MNPS School Board Meeting Gets Heated Over Director Shawn Joseph’s Leadership | Nashville Public Radio

MNPS School Board Meeting Gets Heated Over Director Shawn Joseph’s Leadership

Jan 8, 2019

A Metro Nashville school board meeting heated up Tuesday night, as members of the board and audience members and community debated the leadership of schools director Shawn Joseph. The brouhaha follows over a year of criticism, including complaints over his hiring practices and handling of sexual harassment lawsuits against MNPS.

School board member Christiane Buggs began Tuesday night’s meeting with a passion, saying she had to address the elephant in the room: the fact that fellow board member Jill Speering had called for a protest against director Shawn Joseph.

She criticized Speering's decision to tell teachers they could wear masks if they wanted to remain anonymous.

"I’m not sure if Ms. Speering made the connection between the masked protest she encouraged today and those of yesteryears hailed by the Ku Klux Klan, but I did," Buggs said.
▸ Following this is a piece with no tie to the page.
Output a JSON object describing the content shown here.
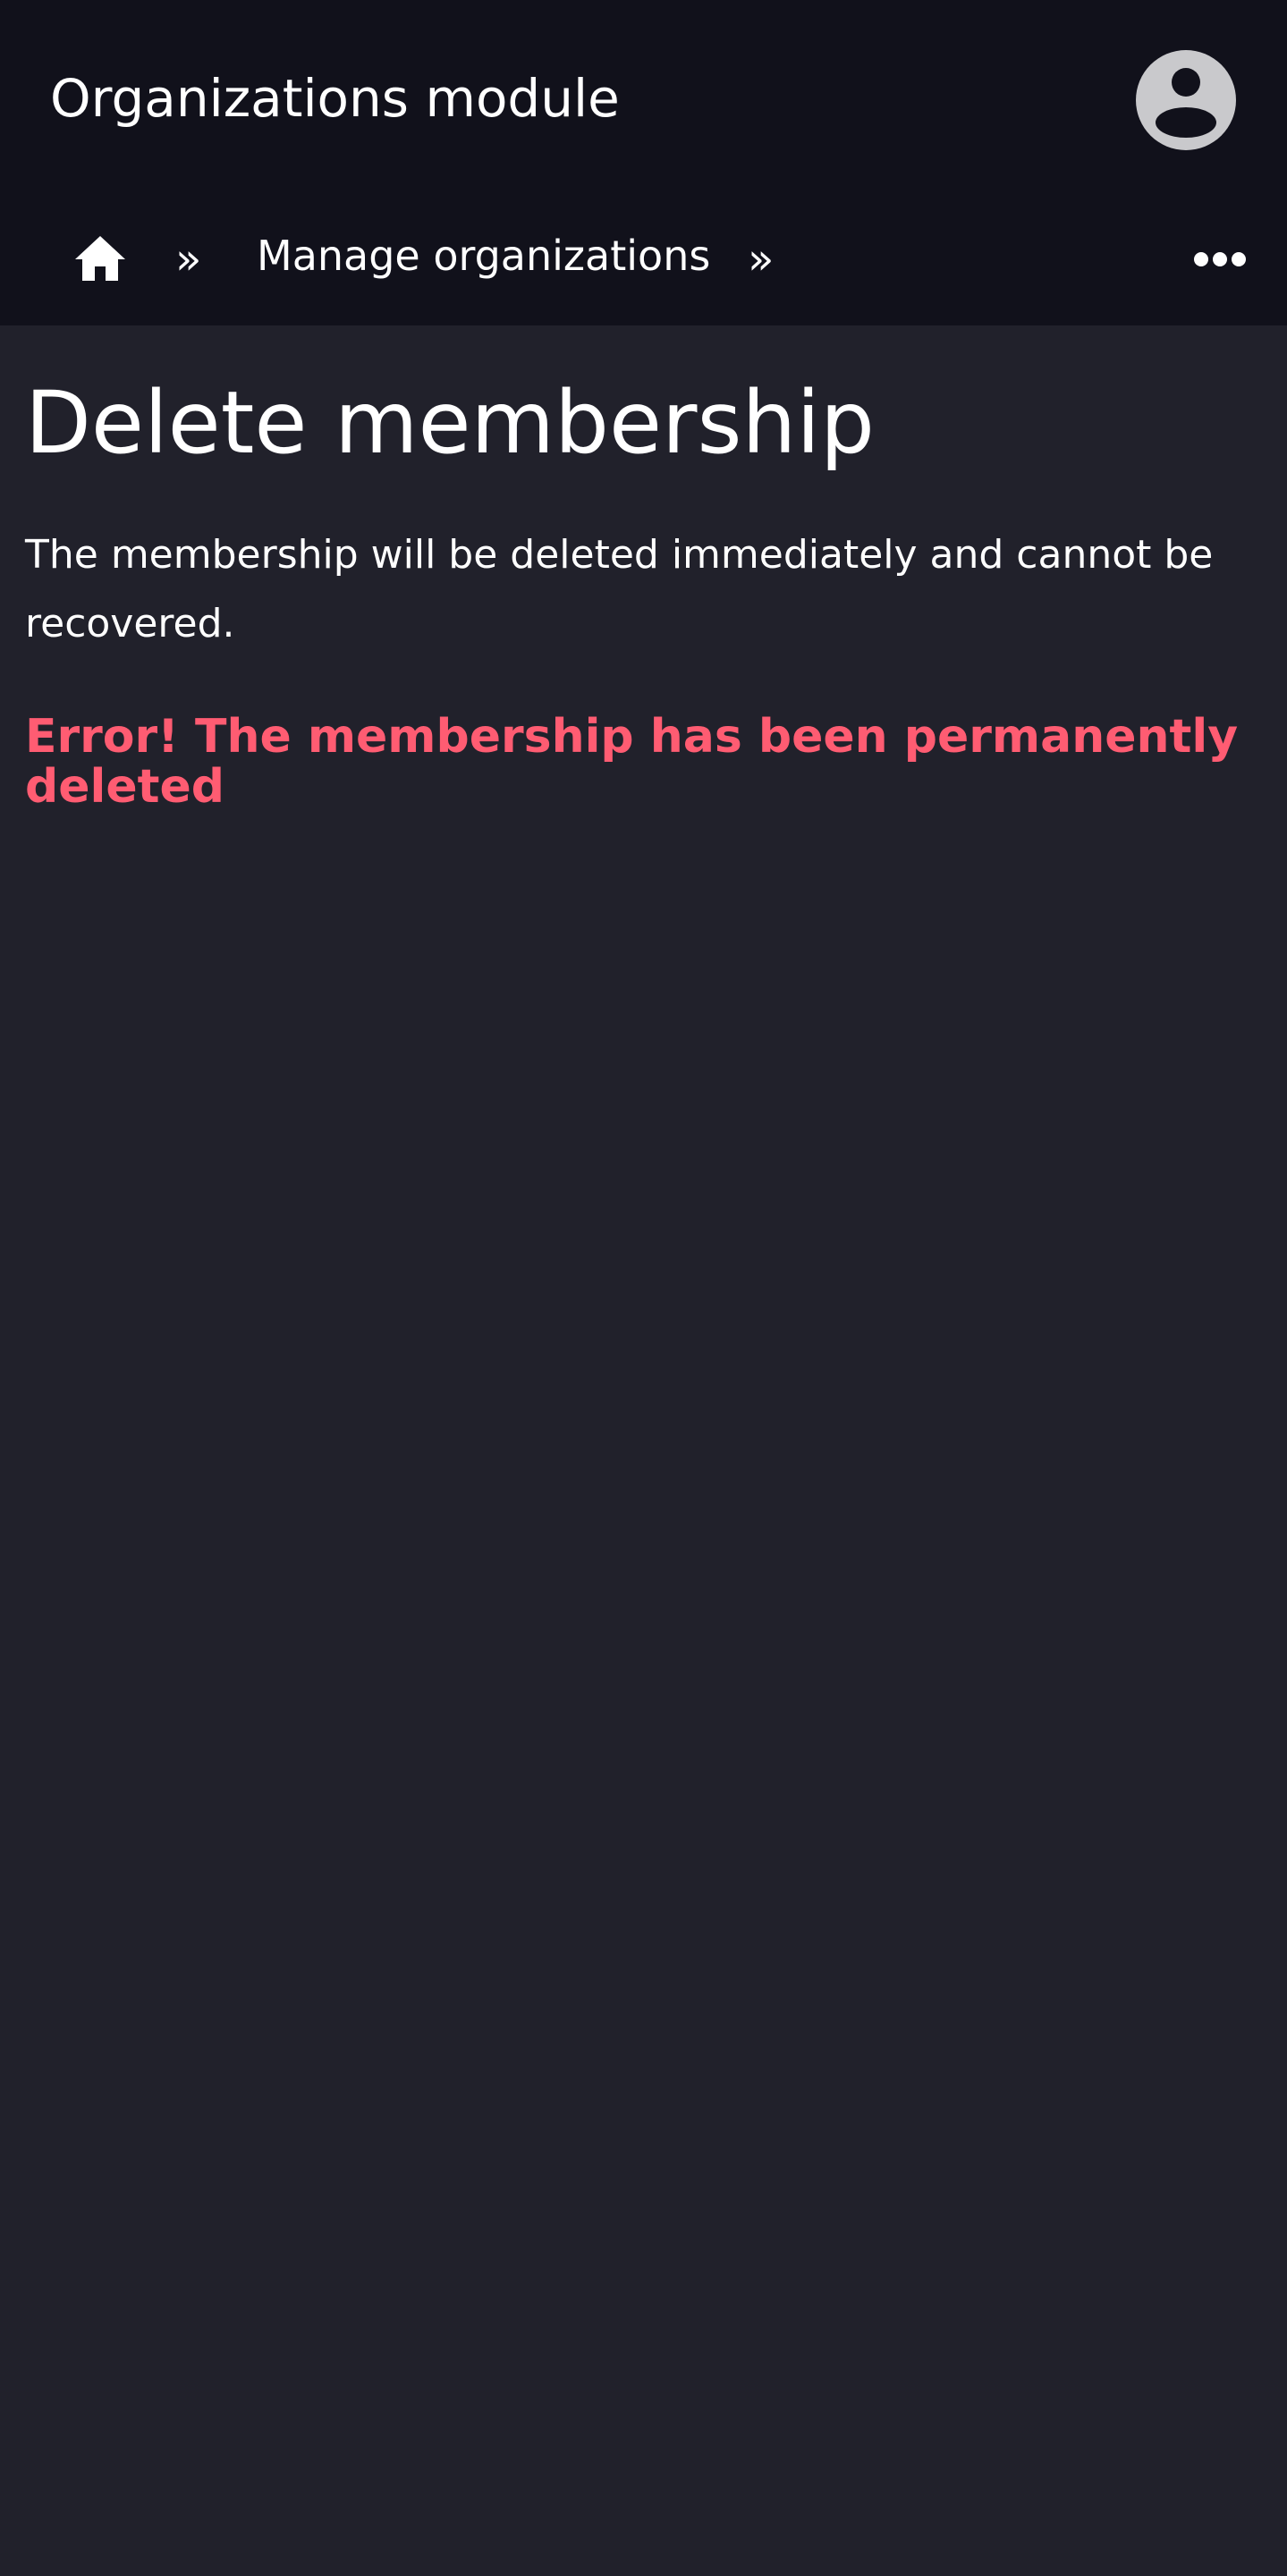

Buggs suggested the criticism over Joseph’s leadership is influenced by racial bias. She asked board members to put aside their differences, so they could pay attention to helping MNPS students.

Several audience members also spoke up during the public comment period, like parent Kelly Watlington, whose sentiments were met with booing from others in the audience.

"Dr. Joseph’s leadership style has been to divide and conquer. This room is proof of that alone. His lack of decent leadership qualities has brought all of us where we are now," said Watlington.

At the same time, a number of community members defended Joseph, including juvenile court Judge Sheila Calloway, who praised him for his focus on fair disciplinary practices in schools.

"Thank you Dr. Joseph, thank you for the programs and your support for all of students, not just a few," said Calloway. "Changing the climate from punitative to restorative and rehabilatative has been a task. ... Thank you for your leadership in stopping the suspensions and the arrests in elementary schools."